[Web page and app entries]
◇ ◇ ◇ ◇ ◇ ◇ ◇

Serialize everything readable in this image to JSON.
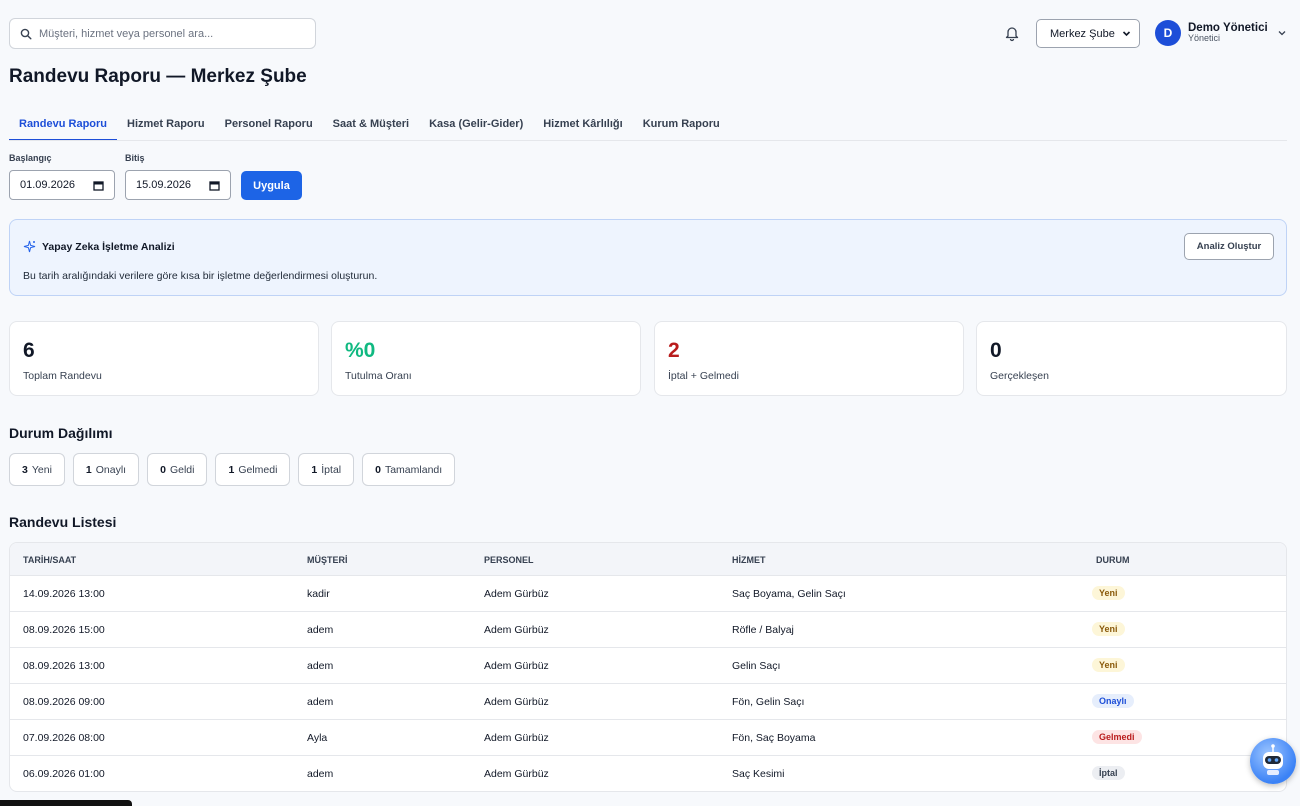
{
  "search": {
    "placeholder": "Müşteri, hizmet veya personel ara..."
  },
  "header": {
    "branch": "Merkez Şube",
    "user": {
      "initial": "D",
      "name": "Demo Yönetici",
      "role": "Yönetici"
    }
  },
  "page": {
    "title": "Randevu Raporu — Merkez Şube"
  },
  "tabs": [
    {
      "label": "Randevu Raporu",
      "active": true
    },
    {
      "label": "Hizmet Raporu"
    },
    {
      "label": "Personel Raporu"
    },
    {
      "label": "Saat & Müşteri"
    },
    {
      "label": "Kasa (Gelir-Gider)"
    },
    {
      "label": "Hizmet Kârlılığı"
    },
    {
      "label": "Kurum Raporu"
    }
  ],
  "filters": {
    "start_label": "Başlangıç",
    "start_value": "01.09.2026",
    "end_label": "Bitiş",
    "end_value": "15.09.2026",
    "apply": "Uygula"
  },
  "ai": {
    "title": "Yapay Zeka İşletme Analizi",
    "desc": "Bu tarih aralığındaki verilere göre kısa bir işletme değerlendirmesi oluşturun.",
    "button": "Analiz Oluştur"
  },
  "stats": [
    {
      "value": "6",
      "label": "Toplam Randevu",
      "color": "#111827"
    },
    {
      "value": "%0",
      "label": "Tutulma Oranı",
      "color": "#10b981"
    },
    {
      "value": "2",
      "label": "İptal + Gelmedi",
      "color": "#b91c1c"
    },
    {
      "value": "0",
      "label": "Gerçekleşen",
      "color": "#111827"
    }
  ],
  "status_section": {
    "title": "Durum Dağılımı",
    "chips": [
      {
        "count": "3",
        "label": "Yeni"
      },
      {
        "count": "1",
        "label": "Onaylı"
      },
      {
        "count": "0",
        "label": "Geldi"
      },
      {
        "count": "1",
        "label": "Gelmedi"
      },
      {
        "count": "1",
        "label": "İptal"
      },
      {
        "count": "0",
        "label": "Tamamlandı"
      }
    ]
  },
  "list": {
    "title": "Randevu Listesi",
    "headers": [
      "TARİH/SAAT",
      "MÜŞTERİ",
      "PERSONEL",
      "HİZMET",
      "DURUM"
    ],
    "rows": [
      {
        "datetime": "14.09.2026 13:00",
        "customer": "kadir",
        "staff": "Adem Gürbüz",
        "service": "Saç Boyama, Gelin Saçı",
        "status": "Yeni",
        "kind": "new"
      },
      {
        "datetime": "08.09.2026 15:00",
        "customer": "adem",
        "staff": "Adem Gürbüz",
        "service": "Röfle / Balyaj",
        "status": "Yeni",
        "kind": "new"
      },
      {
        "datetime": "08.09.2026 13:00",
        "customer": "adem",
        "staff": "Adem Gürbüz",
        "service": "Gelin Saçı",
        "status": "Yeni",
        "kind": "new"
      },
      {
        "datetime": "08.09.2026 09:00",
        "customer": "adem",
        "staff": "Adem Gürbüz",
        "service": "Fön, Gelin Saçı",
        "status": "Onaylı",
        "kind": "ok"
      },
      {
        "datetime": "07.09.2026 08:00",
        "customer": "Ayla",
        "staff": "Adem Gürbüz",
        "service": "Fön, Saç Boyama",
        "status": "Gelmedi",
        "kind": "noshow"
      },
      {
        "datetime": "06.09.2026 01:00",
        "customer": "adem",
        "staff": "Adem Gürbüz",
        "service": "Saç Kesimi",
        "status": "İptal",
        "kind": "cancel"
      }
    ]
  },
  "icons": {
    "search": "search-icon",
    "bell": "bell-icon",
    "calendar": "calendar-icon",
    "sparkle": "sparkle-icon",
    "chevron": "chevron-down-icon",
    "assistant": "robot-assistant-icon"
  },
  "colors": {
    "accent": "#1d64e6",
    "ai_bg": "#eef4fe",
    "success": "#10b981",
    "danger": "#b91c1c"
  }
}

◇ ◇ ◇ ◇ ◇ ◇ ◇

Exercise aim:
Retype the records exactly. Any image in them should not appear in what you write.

Response box:
Serialize everything readable in this image to JSON.
{
  "search": {
    "placeholder": "Müşteri, hizmet veya personel ara..."
  },
  "header": {
    "branch": "Merkez Şube",
    "user": {
      "initial": "D",
      "name": "Demo Yönetici",
      "role": "Yönetici"
    }
  },
  "page": {
    "title": "Randevu Raporu — Merkez Şube"
  },
  "tabs": [
    {
      "label": "Randevu Raporu",
      "active": true
    },
    {
      "label": "Hizmet Raporu"
    },
    {
      "label": "Personel Raporu"
    },
    {
      "label": "Saat & Müşteri"
    },
    {
      "label": "Kasa (Gelir-Gider)"
    },
    {
      "label": "Hizmet Kârlılığı"
    },
    {
      "label": "Kurum Raporu"
    }
  ],
  "filters": {
    "start_label": "Başlangıç",
    "start_value": "01.09.2026",
    "end_label": "Bitiş",
    "end_value": "15.09.2026",
    "apply": "Uygula"
  },
  "ai": {
    "title": "Yapay Zeka İşletme Analizi",
    "desc": "Bu tarih aralığındaki verilere göre kısa bir işletme değerlendirmesi oluşturun.",
    "button": "Analiz Oluştur"
  },
  "stats": [
    {
      "value": "6",
      "label": "Toplam Randevu",
      "color": "#111827"
    },
    {
      "value": "%0",
      "label": "Tutulma Oranı",
      "color": "#10b981"
    },
    {
      "value": "2",
      "label": "İptal + Gelmedi",
      "color": "#b91c1c"
    },
    {
      "value": "0",
      "label": "Gerçekleşen",
      "color": "#111827"
    }
  ],
  "status_section": {
    "title": "Durum Dağılımı",
    "chips": [
      {
        "count": "3",
        "label": "Yeni"
      },
      {
        "count": "1",
        "label": "Onaylı"
      },
      {
        "count": "0",
        "label": "Geldi"
      },
      {
        "count": "1",
        "label": "Gelmedi"
      },
      {
        "count": "1",
        "label": "İptal"
      },
      {
        "count": "0",
        "label": "Tamamlandı"
      }
    ]
  },
  "list": {
    "title": "Randevu Listesi",
    "headers": [
      "TARİH/SAAT",
      "MÜŞTERİ",
      "PERSONEL",
      "HİZMET",
      "DURUM"
    ],
    "rows": [
      {
        "datetime": "14.09.2026 13:00",
        "customer": "kadir",
        "staff": "Adem Gürbüz",
        "service": "Saç Boyama, Gelin Saçı",
        "status": "Yeni",
        "kind": "new"
      },
      {
        "datetime": "08.09.2026 15:00",
        "customer": "adem",
        "staff": "Adem Gürbüz",
        "service": "Röfle / Balyaj",
        "status": "Yeni",
        "kind": "new"
      },
      {
        "datetime": "08.09.2026 13:00",
        "customer": "adem",
        "staff": "Adem Gürbüz",
        "service": "Gelin Saçı",
        "status": "Yeni",
        "kind": "new"
      },
      {
        "datetime": "08.09.2026 09:00",
        "customer": "adem",
        "staff": "Adem Gürbüz",
        "service": "Fön, Gelin Saçı",
        "status": "Onaylı",
        "kind": "ok"
      },
      {
        "datetime": "07.09.2026 08:00",
        "customer": "Ayla",
        "staff": "Adem Gürbüz",
        "service": "Fön, Saç Boyama",
        "status": "Gelmedi",
        "kind": "noshow"
      },
      {
        "datetime": "06.09.2026 01:00",
        "customer": "adem",
        "staff": "Adem Gürbüz",
        "service": "Saç Kesimi",
        "status": "İptal",
        "kind": "cancel"
      }
    ]
  },
  "icons": {
    "search": "search-icon",
    "bell": "bell-icon",
    "calendar": "calendar-icon",
    "sparkle": "sparkle-icon",
    "chevron": "chevron-down-icon",
    "assistant": "robot-assistant-icon"
  },
  "colors": {
    "accent": "#1d64e6",
    "ai_bg": "#eef4fe",
    "success": "#10b981",
    "danger": "#b91c1c"
  }
}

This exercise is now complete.